Oct 3, 2011

Myanmar bourse gears for expansion from two listings

In a quiet room in an ageing office block of Myanmar’s commercial capital Yangon, a worker scribbles on a whiteboard beneath a row of out-of-sync clocks, updating prices in what could be the world’s smallest stock market.

Welcome to the Myanmar Securities Exchange. It is among the best-kept secrets of a repressive country hamstrung by Western sanctions and blighted by 49 years of military rule.

There is no trading floor, no flashing screens and no television show financial news channels. Just eight employees who handle over-the-counter transactions and manually update share prices on a whiteboard with a marker pen.

Set up 15 years ago, as a joint venture with Japanese broker Daiwa Securities, Myanmar’s stock market has attracted just two companies. This is an echo of broader problems in the resource-rich country that half a century ago was among Asia’s richest and is now one of its poorest.

But as Myanmar’s new civilian government presses ahead with reforms that could lead to greater political and economic freedom, and as China pumps in billions of dollars to develop its vast energy reserves, plans are afoot to expand.

Daiwa is working with the Tokyo Stock Exchange to establish rules and computer systems for a bigger stock market, according to a Daiwa spokesman. The plan expands on Daiwa’s 50-50 joint venture established in 1996 to set up the current exchange with Myanmar’s Finance and Revenue Ministry.

The biggest country in mainland southeast Asia has been one of the most difficult for foreign investors. The economy is restricted by sanctions, starved of capital and marred by mismanagement, but the eight-month-old parliament is stirring hopes of reforms that can slowly open access. Just over 50 years ago, the country, then known as Burma, was one of Asia’s most promising, the world’s biggest rice exporter and a major energy producer.

A senior official from the Ministry of National Planning and Economic Development said the government wanted to expand the number of listed firms as part of efforts by the Association of South East Asian Nations (Asean), of which Myanmar is a member, to form an interlinked stock market by 2015.

“The emergence of a stock exchange is very important for us in bringing the country in line with the rest of the Association of Southeast Asian Nations (Asean),” said the official, who asked not to be identified.

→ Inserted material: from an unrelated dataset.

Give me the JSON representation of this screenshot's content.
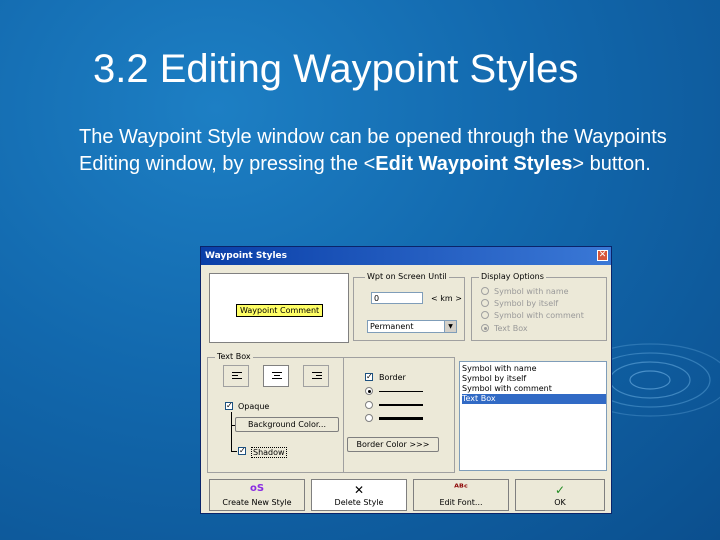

“Some important laws have already been drafted. After enacting these laws, the Securities and Exchange Committee will be formed. Then there will be rapid progress.”

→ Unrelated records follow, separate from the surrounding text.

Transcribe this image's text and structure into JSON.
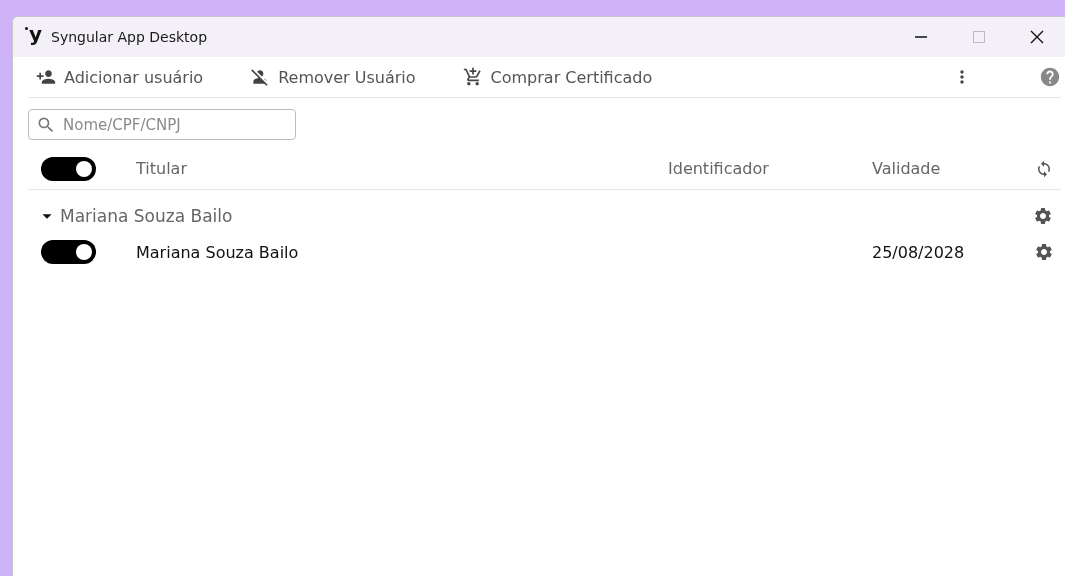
{
  "window": {
    "logo": "y",
    "title": "Syngular App Desktop"
  },
  "toolbar": {
    "actions": [
      {
        "kind": "add-user",
        "label": "Adicionar usuário"
      },
      {
        "kind": "remove-user",
        "label": "Remover Usuário"
      },
      {
        "kind": "cart",
        "label": "Comprar Certificado"
      }
    ]
  },
  "search": {
    "placeholder": "Nome/CPF/CNPJ"
  },
  "table": {
    "select_all": {
      "on": true
    },
    "columns": [
      "Titular",
      "Identificador",
      "Validade"
    ],
    "groups": [
      {
        "name": "Mariana Souza Bailo",
        "expanded": true,
        "children": [
          {
            "on": true,
            "titular": "Mariana Souza Bailo",
            "validade": "25/08/2028"
          }
        ]
      }
    ]
  }
}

That ambition is one of many signs of change since the army nominally handed power to civilians after the first elections in two decades last year, a process ridiculed at the time as a sham to cement authoritarian rule under a democratic facade.

Recent overtures by the government hint at possibly deeper changes at work – from calls for peace with ethnic minority guerrilla groups to some tolerance of criticism and more communication with Nobel Peace Prize laureate Aung San Suu Kyi, who was freed last year after 15 years of house arrest.

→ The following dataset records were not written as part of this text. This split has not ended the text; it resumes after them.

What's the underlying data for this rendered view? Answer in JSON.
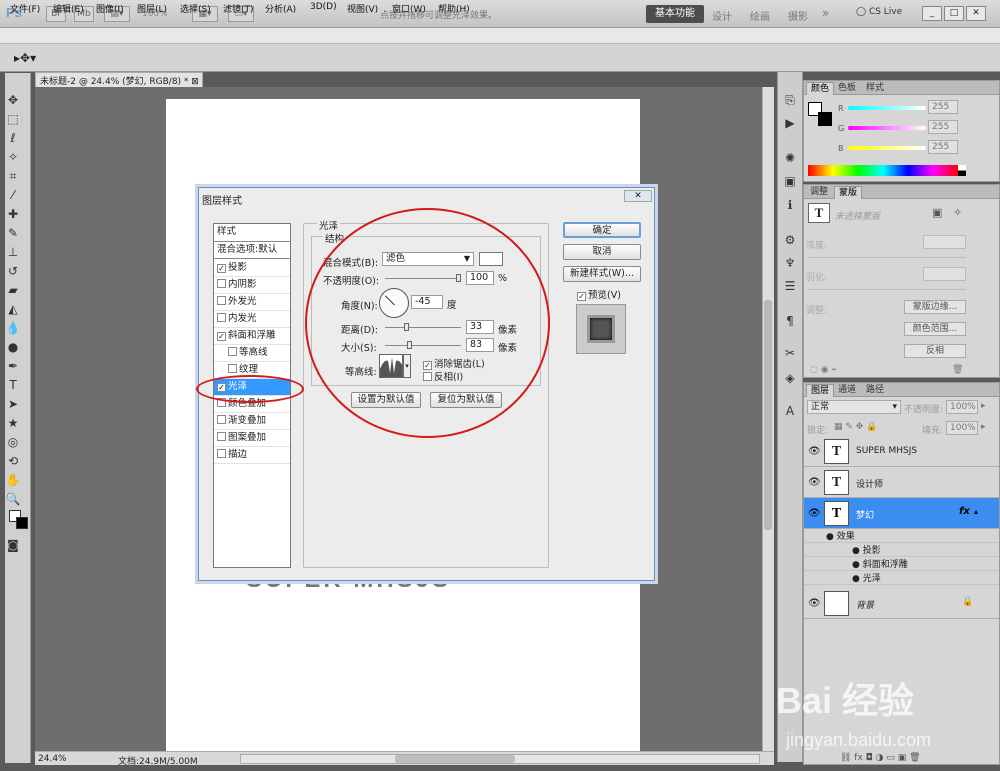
{
  "app": {
    "logo": "Ps",
    "zoom": "100%",
    "workspaces": [
      "基本功能",
      "设计",
      "绘画",
      "摄影"
    ],
    "more": "»",
    "cslive": "CS Live",
    "window_buttons": [
      "_",
      "□",
      "✕"
    ]
  },
  "menu": [
    "文件(F)",
    "编辑(E)",
    "图像(I)",
    "图层(L)",
    "选择(S)",
    "滤镜(T)",
    "分析(A)",
    "3D(D)",
    "视图(V)",
    "窗口(W)",
    "帮助(H)"
  ],
  "options": {
    "hint": "点按并拖移可调整光泽效果。"
  },
  "document": {
    "tab_title": "未标题-2 @ 24.4% (梦幻, RGB/8) *",
    "ghost_text": "SUPER MHSJS",
    "zoom": "24.4%",
    "doc_info": "文档:24.9M/5.00M"
  },
  "color_panel": {
    "tabs": [
      "颜色",
      "色板",
      "样式"
    ],
    "channels": [
      {
        "name": "R",
        "value": "255"
      },
      {
        "name": "G",
        "value": "255"
      },
      {
        "name": "B",
        "value": "255"
      }
    ]
  },
  "adjust_panel": {
    "tabs": [
      "调整",
      "蒙版"
    ],
    "mask_label": "未选择蒙版",
    "density": "浓度:",
    "feather": "羽化:",
    "refine": "调整:",
    "buttons": [
      "蒙版边缘...",
      "颜色范围...",
      "反相"
    ]
  },
  "layers_panel": {
    "tabs": [
      "图层",
      "通道",
      "路径"
    ],
    "blend_mode": "正常",
    "opacity_label": "不透明度:",
    "opacity": "100%",
    "lock_label": "锁定:",
    "fill_label": "填充:",
    "fill": "100%",
    "layers": [
      {
        "name": "SUPER MHSJS",
        "thumb": "T"
      },
      {
        "name": "设计师",
        "thumb": "T"
      },
      {
        "name": "梦幻",
        "thumb": "T",
        "fx": "fx"
      }
    ],
    "effects_header": "效果",
    "effects": [
      "投影",
      "斜面和浮雕",
      "光泽"
    ],
    "background": "背景"
  },
  "dialog": {
    "title": "图层样式",
    "close": "✕",
    "styles_header": "样式",
    "blend_options": "混合选项:默认",
    "style_items": [
      {
        "label": "投影",
        "checked": "✓"
      },
      {
        "label": "内阴影",
        "checked": ""
      },
      {
        "label": "外发光",
        "checked": ""
      },
      {
        "label": "内发光",
        "checked": ""
      },
      {
        "label": "斜面和浮雕",
        "checked": "✓"
      },
      {
        "label": "等高线",
        "checked": ""
      },
      {
        "label": "纹理",
        "checked": ""
      },
      {
        "label": "光泽",
        "checked": "✓"
      },
      {
        "label": "颜色叠加",
        "checked": ""
      },
      {
        "label": "渐变叠加",
        "checked": ""
      },
      {
        "label": "图案叠加",
        "checked": ""
      },
      {
        "label": "描边",
        "checked": ""
      }
    ],
    "section_title": "光泽",
    "group_title": "结构",
    "blend_mode_label": "混合模式(B):",
    "blend_mode": "滤色",
    "opacity_label": "不透明度(O):",
    "opacity": "100",
    "opacity_unit": "%",
    "angle_label": "角度(N):",
    "angle": "-45",
    "angle_unit": "度",
    "distance_label": "距离(D):",
    "distance": "33",
    "distance_unit": "像素",
    "size_label": "大小(S):",
    "size": "83",
    "size_unit": "像素",
    "contour_label": "等高线:",
    "antialias_label": "消除锯齿(L)",
    "invert_label": "反相(I)",
    "set_default": "设置为默认值",
    "reset_default": "复位为默认值",
    "ok": "确定",
    "cancel": "取消",
    "new_style": "新建样式(W)...",
    "preview_label": "预览(V)"
  },
  "watermark": {
    "brand": "Bai 经验",
    "url": "jingyan.baidu.com"
  }
}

The push to expand the bourse also underlines how competition is heating up among exchanges in Asia’s frontier markets, following recent South Korean forays to build bourses in Cambodia and Laos.

Myanmar’s first stock exchange was closed in the 1960s after a military takeover. Its successor, the Myanmar Securities Exchange Centre, is a modest operation.

No new companies have signed up beyond the first two: Forest Products and Myanmar Citizens Bank. Both are jointly owned by the government and private investors.

For those who got in early, returns have been generous. Forest Products sold shares between 1993 and 1996 and has delivered dividends of about 25 percent a year.

Daiwa signed a deal on April 5, 1996 to start the exchange, but within a month the pact was cast into uncertainty as the military junta began rounding up hundreds of pro-democracy supporters in a crackdown on Suu Kyi.

That sparked an outcry in the West. US soft drink giant PepsiCo sold its stake in a Myanmar venture. US apparel firms cancelled contracts with Burmese suppliers. The White House urged Myanmar to halt its “pressure tactics”. A year later the US imposed sanctions as human rights abuses widened.

Undaunted, the exchange’s executive director, Soe Thein, assembled a small team to draft laws and set up an exchange regulator to achieve his dream of a capital market within five or six years. “But it failed to come up to our expectations.”

Now the new government has promised sweeping reforms – from tax reductions for exporters to microloans for farmers and interest rate cuts on bank loans. In recent weeks it has sought input from the International Monetary Fund.

The recent gestures follow the privatisation of hundreds of state assets from late 2009, including mining firms, an airline, shipping companies and factories, albeit mostly to cronies of the army regime.

Its banking system is crippled by sanctions, but Soe Thein remains optimistic.

And his little bourse may even face competition soon. South Korean bourse operator Korea Exchange said in January it had sent a delegation to Myanmar to hold preliminary talks with the government about the possibility of opening a separate exchange

Source: Reuters